Top of RECORDS FOR THE EXERCISE

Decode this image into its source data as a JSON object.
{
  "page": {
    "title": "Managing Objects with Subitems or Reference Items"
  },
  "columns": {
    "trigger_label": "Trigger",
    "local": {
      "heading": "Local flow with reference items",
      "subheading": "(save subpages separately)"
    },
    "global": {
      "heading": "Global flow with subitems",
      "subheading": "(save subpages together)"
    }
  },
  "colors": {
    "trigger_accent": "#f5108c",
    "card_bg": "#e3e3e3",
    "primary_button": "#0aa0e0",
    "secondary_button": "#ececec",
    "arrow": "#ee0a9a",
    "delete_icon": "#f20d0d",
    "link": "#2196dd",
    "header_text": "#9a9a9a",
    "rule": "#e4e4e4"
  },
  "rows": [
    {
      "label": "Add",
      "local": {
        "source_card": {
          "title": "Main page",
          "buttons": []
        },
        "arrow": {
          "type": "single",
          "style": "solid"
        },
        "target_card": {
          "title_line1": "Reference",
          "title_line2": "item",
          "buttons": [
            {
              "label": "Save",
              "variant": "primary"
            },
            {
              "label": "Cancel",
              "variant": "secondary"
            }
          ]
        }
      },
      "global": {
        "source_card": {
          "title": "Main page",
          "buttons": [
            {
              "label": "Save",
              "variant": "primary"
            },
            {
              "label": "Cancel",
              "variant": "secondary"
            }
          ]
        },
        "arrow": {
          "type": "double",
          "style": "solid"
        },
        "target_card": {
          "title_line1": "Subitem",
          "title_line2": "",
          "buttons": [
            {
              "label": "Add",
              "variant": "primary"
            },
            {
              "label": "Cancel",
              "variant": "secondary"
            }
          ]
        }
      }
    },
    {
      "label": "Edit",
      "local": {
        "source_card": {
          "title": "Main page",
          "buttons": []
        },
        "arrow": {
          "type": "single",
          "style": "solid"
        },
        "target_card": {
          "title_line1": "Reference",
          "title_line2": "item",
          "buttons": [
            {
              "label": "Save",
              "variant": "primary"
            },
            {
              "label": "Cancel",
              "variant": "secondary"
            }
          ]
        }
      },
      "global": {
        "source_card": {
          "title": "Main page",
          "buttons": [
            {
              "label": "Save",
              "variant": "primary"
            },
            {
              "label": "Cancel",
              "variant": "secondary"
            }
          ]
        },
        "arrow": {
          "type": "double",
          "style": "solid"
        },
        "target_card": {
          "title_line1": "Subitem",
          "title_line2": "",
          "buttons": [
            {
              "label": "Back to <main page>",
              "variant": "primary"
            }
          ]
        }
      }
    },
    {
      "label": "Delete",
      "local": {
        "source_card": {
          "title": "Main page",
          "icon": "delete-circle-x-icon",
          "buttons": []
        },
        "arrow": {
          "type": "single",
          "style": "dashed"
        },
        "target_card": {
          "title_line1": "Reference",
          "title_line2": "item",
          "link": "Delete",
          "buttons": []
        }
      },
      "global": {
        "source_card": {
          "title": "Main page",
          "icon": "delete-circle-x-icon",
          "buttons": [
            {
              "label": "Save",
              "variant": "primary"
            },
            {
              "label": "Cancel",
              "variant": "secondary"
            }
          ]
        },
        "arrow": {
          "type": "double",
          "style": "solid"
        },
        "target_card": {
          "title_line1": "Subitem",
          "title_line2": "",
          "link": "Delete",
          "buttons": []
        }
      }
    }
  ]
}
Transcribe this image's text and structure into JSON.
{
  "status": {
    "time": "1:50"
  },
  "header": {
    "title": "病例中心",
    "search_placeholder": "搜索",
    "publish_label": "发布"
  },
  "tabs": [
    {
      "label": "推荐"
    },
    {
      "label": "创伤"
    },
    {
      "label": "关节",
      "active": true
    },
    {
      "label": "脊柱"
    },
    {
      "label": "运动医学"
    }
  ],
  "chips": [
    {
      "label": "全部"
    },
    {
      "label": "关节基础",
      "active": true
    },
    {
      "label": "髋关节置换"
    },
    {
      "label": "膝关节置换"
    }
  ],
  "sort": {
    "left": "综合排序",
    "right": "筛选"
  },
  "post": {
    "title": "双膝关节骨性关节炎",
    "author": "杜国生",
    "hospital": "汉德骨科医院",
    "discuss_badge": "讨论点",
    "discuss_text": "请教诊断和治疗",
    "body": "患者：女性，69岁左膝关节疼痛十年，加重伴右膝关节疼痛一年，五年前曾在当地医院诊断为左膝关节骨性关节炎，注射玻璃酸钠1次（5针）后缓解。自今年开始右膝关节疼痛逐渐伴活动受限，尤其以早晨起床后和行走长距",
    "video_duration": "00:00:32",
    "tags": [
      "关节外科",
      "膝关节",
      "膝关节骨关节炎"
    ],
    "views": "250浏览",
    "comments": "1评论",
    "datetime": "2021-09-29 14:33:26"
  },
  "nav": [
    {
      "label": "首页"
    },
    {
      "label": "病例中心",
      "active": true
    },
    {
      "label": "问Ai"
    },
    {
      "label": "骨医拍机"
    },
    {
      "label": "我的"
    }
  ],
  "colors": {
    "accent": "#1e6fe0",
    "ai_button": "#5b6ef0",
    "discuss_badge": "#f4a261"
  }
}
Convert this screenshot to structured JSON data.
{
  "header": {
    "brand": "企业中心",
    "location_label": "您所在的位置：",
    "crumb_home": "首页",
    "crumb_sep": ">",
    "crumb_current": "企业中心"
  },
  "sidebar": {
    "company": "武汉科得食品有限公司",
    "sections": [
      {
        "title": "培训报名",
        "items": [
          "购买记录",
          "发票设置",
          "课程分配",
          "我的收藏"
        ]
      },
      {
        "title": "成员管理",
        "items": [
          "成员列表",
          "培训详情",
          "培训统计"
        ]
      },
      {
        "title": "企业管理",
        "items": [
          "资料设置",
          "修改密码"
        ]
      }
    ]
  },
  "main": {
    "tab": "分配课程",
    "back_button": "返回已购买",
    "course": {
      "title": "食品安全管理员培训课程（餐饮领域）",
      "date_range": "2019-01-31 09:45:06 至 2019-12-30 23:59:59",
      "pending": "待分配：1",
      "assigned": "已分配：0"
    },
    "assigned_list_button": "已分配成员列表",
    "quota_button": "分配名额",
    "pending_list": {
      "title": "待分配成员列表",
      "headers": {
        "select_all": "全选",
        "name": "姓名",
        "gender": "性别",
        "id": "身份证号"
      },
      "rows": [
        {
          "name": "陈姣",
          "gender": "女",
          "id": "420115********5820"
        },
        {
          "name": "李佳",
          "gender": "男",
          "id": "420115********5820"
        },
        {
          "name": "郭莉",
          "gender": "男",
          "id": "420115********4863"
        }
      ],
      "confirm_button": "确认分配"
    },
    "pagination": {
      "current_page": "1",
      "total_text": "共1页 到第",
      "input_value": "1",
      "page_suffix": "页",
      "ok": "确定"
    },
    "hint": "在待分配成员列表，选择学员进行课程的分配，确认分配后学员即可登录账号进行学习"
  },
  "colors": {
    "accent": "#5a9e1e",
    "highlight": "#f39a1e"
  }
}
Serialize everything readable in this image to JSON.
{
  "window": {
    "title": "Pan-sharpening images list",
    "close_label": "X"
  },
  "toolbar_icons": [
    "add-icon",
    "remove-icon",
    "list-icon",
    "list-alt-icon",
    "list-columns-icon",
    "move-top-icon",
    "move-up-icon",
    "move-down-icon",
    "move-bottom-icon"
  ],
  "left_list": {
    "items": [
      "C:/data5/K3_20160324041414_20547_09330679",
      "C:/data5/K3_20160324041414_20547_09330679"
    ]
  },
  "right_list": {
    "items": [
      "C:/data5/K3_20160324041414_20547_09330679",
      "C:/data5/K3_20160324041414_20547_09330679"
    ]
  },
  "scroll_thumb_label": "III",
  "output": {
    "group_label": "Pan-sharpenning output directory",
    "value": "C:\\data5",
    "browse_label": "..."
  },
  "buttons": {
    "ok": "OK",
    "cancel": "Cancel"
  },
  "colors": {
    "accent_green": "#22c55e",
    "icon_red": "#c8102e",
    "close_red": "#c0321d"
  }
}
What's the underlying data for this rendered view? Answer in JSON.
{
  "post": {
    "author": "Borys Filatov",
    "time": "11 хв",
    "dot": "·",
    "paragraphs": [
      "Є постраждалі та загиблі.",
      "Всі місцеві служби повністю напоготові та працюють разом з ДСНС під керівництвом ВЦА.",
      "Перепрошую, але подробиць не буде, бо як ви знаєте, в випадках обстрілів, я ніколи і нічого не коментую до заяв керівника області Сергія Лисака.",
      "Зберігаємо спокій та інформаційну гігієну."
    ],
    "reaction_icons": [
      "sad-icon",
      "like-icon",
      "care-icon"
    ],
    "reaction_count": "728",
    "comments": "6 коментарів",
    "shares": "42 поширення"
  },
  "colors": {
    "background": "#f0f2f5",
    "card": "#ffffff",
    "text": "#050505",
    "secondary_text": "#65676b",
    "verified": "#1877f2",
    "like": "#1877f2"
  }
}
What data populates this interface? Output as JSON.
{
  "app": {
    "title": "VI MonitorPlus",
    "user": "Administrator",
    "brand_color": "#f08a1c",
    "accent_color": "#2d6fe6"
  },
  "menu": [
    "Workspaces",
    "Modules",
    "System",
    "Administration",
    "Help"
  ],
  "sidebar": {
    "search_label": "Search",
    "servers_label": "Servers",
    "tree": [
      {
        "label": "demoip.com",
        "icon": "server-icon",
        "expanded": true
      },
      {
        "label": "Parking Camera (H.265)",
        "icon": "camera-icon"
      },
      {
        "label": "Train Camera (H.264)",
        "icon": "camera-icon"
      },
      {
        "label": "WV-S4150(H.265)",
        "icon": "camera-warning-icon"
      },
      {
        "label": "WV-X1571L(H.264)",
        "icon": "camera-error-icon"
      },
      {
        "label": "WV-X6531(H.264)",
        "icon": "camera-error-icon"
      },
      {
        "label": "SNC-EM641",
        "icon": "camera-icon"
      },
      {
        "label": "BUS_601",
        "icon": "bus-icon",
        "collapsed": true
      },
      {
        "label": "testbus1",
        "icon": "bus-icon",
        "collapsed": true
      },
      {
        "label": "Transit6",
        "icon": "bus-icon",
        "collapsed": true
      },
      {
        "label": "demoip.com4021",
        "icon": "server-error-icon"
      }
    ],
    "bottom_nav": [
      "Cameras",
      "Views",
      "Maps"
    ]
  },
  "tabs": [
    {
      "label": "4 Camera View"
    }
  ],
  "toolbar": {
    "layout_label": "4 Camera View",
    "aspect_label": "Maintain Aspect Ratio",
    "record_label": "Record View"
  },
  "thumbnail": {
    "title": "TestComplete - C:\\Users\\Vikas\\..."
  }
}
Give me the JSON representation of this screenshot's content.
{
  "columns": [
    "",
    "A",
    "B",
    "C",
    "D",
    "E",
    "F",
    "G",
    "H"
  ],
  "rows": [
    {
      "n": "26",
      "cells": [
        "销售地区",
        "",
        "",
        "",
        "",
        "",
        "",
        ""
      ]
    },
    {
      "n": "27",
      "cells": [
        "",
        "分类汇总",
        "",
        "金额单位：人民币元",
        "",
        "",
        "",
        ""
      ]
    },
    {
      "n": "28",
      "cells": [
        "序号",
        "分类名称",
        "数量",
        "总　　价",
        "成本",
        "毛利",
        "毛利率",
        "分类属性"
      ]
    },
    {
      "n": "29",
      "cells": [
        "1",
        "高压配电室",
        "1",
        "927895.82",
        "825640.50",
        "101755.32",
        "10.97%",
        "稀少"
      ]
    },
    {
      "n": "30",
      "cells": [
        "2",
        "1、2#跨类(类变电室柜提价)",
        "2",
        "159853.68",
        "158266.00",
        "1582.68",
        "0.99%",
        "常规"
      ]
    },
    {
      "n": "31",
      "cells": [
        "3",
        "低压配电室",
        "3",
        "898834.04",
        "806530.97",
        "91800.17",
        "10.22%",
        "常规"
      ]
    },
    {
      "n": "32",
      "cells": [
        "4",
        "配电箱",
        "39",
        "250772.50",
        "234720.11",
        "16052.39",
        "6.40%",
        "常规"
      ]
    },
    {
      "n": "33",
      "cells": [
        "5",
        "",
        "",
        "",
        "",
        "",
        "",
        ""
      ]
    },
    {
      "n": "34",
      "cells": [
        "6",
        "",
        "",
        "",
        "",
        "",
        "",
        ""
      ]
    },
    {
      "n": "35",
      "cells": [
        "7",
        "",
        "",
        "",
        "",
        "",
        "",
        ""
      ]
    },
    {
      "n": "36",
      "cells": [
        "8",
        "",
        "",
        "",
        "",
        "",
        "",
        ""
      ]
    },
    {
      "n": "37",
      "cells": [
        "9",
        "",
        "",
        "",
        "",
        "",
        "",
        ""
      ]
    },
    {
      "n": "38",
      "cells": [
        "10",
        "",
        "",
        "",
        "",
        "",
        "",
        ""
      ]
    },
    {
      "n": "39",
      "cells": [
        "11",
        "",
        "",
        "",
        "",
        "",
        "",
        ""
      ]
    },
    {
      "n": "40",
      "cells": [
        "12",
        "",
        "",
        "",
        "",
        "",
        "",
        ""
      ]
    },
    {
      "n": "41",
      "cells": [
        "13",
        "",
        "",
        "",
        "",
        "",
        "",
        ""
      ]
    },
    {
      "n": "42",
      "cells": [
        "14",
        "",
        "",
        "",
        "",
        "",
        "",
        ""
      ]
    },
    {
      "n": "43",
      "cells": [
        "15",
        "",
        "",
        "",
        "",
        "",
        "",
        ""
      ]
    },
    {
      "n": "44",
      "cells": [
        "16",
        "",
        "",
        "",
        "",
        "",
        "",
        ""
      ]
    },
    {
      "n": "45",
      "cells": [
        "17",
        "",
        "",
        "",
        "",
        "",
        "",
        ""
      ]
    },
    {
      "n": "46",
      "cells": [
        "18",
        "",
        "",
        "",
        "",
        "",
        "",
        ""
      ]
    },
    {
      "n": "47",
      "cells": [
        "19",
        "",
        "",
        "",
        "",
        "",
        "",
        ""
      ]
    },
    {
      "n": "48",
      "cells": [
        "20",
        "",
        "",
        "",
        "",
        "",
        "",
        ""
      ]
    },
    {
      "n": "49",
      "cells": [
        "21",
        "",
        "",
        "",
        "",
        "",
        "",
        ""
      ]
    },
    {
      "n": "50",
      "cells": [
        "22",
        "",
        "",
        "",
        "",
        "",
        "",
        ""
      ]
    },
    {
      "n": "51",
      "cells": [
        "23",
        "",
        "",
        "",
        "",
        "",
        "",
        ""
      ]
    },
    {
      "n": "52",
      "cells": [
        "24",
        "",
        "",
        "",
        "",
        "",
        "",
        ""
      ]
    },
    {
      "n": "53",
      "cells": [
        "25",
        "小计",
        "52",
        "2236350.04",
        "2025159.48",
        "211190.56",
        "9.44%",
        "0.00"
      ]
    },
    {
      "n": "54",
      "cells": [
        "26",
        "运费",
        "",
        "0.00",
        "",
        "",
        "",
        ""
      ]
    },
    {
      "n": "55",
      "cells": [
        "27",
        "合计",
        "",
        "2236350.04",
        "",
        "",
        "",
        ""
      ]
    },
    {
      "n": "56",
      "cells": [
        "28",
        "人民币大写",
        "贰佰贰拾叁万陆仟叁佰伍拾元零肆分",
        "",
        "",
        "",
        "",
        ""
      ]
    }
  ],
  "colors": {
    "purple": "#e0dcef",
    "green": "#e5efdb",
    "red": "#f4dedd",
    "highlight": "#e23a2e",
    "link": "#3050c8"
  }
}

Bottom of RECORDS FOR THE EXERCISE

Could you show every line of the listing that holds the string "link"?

    "link": "#2196dd",
          "link": "Delete",
          "link": "Delete",
    "link": "#3050c8"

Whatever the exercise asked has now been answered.